Price disparities: Hospital charges, insurance payments vary for same procedures

Many hospitals have different prices for patients under their care for the same procedures, according to MedPage Today, which surveyed a variety of hospitals regarding what they charge both insured and uninsured patients.  

The tiny 22-bed Sutter Maternity and Surgery Center of Santa Cruz sent the publication not just its chargemaster rates, but its reimbursement rates and patient payment responsibility for several procedures.

For example, a knee arthroscopy had charges ranging from $13,452 to $19,187. But what insurers pay ranged from $2,681 to $13,607, or a more than five-fold difference. A colonoscopy and accompanying biopsy had charges ranging from $1,552 to $2,320. Insurer payments ranged from $849 to $1,773.
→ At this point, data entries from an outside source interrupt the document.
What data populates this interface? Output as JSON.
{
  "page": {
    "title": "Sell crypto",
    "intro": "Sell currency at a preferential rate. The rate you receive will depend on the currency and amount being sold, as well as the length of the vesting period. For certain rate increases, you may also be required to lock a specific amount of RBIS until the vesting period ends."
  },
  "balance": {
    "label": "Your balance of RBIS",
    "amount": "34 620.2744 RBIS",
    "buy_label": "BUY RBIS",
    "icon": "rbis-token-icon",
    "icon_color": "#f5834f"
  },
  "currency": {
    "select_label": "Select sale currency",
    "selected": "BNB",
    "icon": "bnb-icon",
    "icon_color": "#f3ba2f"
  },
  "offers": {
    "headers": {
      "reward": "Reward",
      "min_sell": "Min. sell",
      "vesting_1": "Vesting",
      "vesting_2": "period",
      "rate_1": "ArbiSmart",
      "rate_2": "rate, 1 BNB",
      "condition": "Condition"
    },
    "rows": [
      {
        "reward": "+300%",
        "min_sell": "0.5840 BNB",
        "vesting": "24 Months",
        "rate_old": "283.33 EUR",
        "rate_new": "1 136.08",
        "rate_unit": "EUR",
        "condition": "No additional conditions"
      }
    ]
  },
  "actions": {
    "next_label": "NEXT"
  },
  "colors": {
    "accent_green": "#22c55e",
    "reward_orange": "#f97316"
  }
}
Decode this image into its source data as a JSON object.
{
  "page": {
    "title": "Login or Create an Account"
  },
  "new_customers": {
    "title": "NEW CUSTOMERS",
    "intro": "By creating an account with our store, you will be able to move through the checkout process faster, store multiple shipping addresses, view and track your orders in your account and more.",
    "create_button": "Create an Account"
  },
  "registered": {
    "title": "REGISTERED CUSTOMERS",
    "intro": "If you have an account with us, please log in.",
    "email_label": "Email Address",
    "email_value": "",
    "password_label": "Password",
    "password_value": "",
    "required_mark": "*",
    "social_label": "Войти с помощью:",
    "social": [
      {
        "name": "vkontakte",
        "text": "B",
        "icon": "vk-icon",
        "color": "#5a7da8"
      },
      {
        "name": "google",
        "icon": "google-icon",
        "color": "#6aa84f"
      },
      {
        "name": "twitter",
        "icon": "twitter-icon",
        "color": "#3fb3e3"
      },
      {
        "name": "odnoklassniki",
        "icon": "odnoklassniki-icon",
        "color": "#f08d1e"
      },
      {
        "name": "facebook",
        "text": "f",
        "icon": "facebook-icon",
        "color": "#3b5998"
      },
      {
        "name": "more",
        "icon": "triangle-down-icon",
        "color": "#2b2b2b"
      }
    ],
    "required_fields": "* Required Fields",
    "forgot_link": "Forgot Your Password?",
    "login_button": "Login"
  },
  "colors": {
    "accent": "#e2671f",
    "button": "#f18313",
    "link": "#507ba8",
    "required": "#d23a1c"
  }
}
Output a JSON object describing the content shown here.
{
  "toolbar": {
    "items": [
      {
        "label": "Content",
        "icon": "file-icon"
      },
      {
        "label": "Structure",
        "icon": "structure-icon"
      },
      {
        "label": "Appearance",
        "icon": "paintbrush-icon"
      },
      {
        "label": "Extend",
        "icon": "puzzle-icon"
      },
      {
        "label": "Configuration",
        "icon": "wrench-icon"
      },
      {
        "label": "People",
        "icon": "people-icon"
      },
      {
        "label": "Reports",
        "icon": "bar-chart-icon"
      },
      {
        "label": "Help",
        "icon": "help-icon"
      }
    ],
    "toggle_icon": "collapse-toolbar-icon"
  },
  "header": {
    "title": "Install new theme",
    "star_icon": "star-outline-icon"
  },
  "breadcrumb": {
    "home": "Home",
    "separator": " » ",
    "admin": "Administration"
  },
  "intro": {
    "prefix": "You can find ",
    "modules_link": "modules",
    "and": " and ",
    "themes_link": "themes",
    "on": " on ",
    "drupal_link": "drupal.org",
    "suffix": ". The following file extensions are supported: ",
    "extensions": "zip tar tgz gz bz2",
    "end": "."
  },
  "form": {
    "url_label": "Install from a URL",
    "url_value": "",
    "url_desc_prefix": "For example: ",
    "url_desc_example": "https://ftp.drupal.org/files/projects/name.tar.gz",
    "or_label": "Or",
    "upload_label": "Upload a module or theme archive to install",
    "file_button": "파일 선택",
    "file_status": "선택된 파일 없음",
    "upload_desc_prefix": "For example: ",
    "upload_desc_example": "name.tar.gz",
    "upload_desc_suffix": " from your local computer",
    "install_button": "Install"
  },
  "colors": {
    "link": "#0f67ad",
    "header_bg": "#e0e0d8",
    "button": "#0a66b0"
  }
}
Paul Levy, a former hospital CEO in Boston, explained the differences to MedPage Today:  "When we would negotiate for my place, there was one set of ranges for local insurance companies, which had a great deal of presence in our market. But the national companies, who would just fly by when they had a patient in Boston, we would charge more," he said, adding that "it's all about market power" and that there is really no differential based on the actual cost of delivering the care.

Transparency in what individual insurers pay hospitals for their claims has been touted as a way to keep healthcare costs under control. A study released last year by the Center for Studying Health System Change and the Gary and Mary West Health Policy Center concluded that a nationwide all-claims database could help shave $100 billion a year on healthcare delivery in the United States.

Few hospitals or insurers have been willing to disclose the information, claiming that it would erode their competitiveness. In some states that have been planning all-claims databases, such as Vermont, insurers and providers have sued to stop the process. And according to MedPage Today, confidentiality clauses between hospitals and insurers often keep such data in the dark for most consumers

To learn more:
- read the MedPage Today article